··· Data provided ···
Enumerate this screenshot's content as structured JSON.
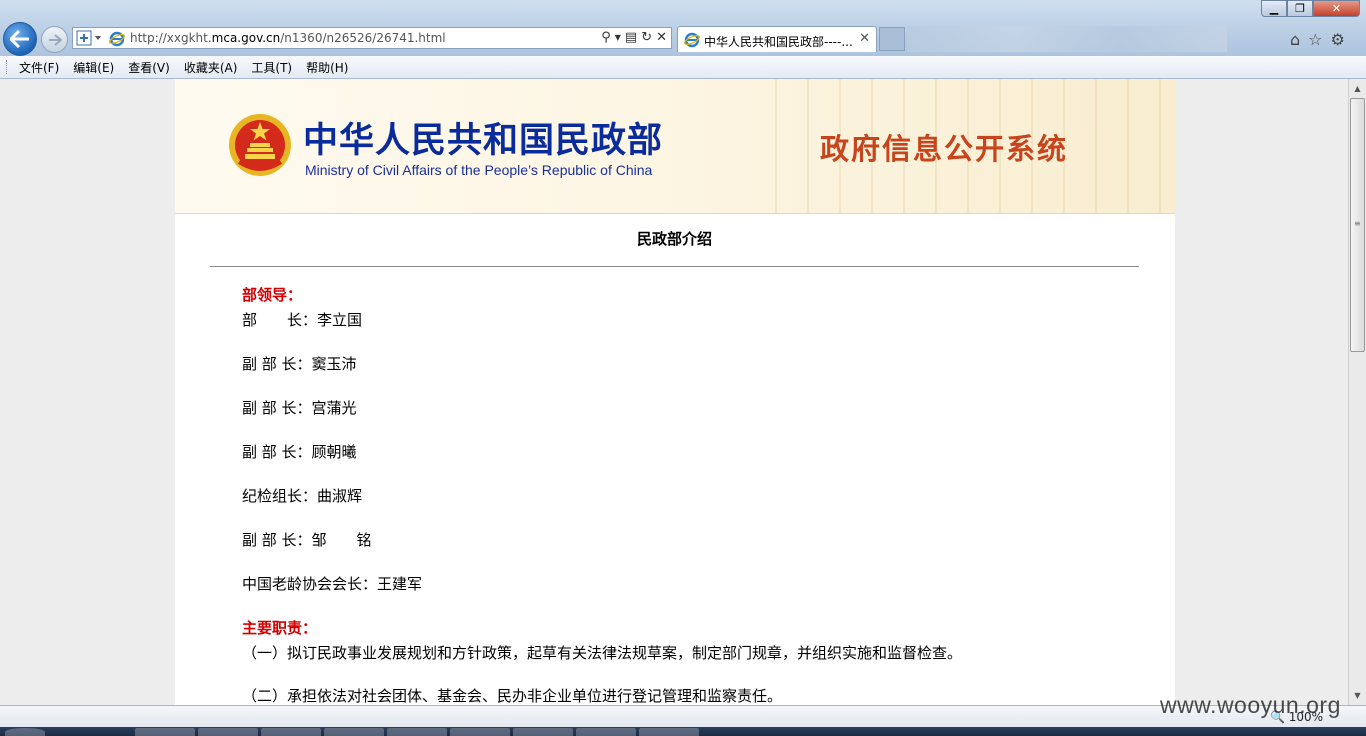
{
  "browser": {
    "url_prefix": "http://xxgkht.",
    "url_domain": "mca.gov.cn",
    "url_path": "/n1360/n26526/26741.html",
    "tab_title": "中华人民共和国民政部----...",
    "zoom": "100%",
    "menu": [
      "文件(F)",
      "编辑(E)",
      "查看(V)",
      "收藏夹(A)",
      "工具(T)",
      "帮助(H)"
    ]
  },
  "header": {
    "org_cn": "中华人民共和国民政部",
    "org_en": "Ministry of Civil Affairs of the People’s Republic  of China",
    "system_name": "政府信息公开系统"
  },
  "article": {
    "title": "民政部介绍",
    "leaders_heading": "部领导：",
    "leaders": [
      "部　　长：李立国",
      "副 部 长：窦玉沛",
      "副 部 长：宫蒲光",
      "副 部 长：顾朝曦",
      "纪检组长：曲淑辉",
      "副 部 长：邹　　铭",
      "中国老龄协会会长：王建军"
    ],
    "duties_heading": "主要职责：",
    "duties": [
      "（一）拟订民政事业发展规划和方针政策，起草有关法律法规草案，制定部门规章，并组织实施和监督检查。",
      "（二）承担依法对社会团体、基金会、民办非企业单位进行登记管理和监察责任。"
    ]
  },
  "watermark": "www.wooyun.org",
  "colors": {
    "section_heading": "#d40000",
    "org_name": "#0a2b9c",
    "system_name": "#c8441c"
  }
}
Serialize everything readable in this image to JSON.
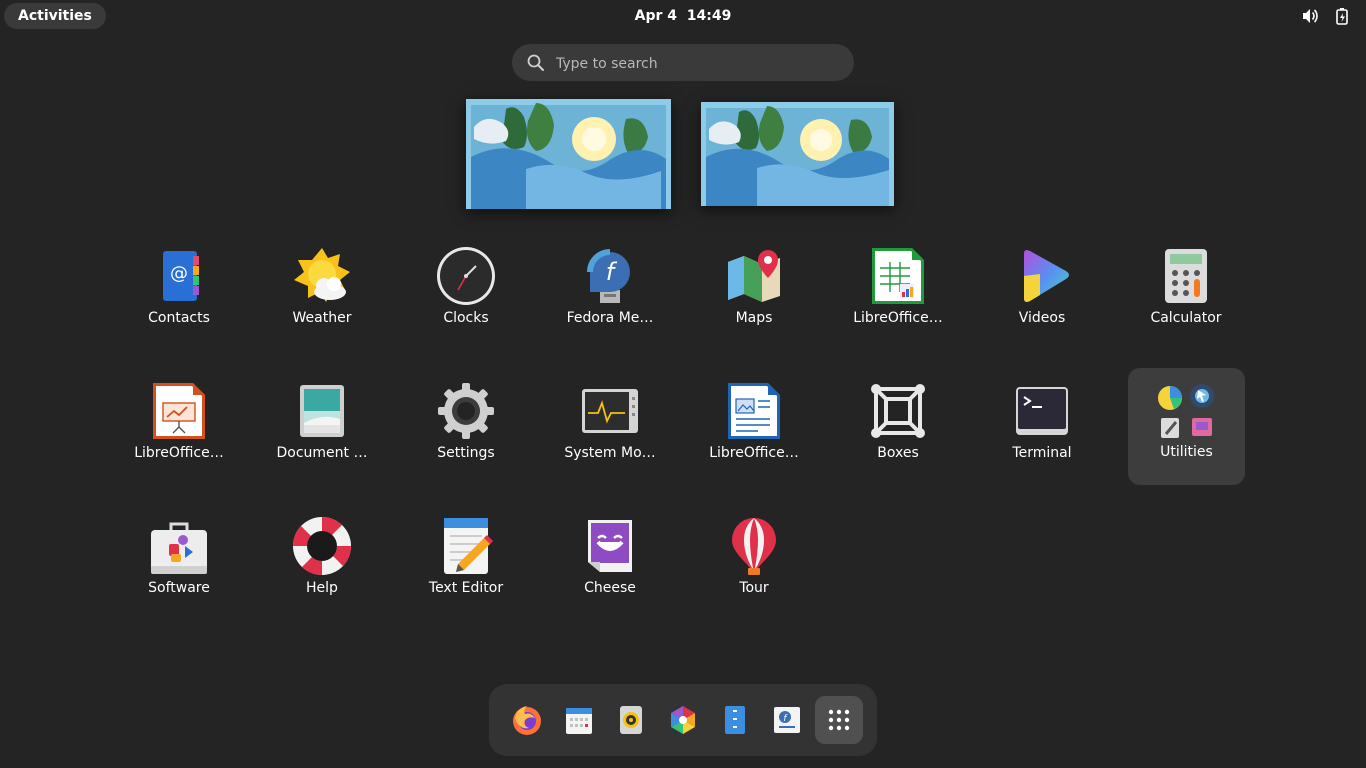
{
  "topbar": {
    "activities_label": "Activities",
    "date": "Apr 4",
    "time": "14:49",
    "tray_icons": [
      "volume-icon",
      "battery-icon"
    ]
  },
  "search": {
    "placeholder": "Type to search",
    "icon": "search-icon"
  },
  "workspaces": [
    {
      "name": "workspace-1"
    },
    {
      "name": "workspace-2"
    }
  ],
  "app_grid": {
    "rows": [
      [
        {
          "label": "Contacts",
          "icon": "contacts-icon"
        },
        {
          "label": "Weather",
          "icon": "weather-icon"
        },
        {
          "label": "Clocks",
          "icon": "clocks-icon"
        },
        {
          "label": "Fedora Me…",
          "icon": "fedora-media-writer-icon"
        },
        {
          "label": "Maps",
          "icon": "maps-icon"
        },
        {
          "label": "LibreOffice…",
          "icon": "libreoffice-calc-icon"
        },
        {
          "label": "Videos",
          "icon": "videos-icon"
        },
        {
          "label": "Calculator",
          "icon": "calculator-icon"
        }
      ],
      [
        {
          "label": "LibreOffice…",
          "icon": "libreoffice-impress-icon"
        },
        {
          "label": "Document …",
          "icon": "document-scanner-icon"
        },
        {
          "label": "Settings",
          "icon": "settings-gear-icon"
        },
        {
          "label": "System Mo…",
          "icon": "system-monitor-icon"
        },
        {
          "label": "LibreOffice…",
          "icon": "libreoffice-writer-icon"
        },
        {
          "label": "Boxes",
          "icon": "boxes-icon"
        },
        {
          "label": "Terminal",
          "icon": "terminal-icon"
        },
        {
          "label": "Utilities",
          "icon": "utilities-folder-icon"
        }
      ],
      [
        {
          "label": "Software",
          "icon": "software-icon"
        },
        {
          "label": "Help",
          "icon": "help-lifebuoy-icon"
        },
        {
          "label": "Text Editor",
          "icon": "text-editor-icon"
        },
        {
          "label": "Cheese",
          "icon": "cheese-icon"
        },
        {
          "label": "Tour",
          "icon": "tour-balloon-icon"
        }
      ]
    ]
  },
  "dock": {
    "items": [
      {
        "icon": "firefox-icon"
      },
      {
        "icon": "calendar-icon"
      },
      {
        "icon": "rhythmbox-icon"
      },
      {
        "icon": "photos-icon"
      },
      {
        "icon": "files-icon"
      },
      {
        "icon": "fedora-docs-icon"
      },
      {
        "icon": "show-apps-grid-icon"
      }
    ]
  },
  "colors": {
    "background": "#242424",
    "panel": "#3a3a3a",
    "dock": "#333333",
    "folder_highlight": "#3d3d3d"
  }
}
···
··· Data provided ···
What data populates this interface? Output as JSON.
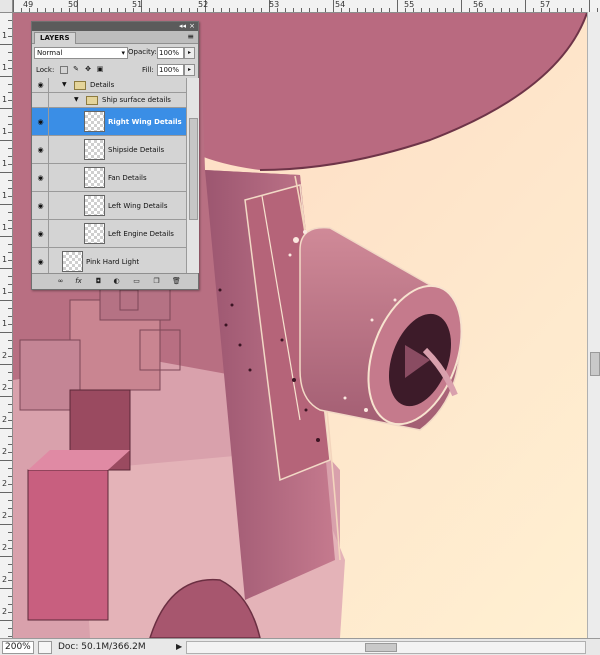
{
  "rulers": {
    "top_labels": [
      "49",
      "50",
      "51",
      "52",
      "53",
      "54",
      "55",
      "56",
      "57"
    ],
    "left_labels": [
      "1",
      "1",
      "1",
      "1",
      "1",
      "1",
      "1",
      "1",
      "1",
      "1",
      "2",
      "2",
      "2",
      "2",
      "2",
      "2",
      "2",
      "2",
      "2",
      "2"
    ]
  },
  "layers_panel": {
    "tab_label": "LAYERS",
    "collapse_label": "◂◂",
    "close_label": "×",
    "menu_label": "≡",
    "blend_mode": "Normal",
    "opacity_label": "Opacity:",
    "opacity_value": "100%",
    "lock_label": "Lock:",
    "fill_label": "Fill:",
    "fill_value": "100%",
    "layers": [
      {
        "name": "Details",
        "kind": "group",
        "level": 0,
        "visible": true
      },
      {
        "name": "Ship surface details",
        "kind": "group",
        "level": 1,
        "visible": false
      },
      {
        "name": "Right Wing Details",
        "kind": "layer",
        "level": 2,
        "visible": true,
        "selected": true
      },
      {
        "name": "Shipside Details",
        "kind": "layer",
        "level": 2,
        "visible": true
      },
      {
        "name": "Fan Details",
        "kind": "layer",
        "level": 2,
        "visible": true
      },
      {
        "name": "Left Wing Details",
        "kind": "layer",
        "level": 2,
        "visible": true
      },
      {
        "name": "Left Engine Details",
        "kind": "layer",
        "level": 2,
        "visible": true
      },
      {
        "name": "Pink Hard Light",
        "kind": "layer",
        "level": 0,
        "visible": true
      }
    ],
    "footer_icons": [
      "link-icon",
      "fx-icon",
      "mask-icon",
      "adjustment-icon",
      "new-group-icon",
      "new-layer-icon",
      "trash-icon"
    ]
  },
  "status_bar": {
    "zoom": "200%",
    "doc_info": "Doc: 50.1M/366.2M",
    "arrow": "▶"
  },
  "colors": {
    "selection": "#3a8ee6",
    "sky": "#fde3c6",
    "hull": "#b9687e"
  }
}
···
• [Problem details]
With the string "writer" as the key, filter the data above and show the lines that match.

• [Response]
          "icon": "fedora-media-writer-icon"
          "icon": "libreoffice-writer-icon"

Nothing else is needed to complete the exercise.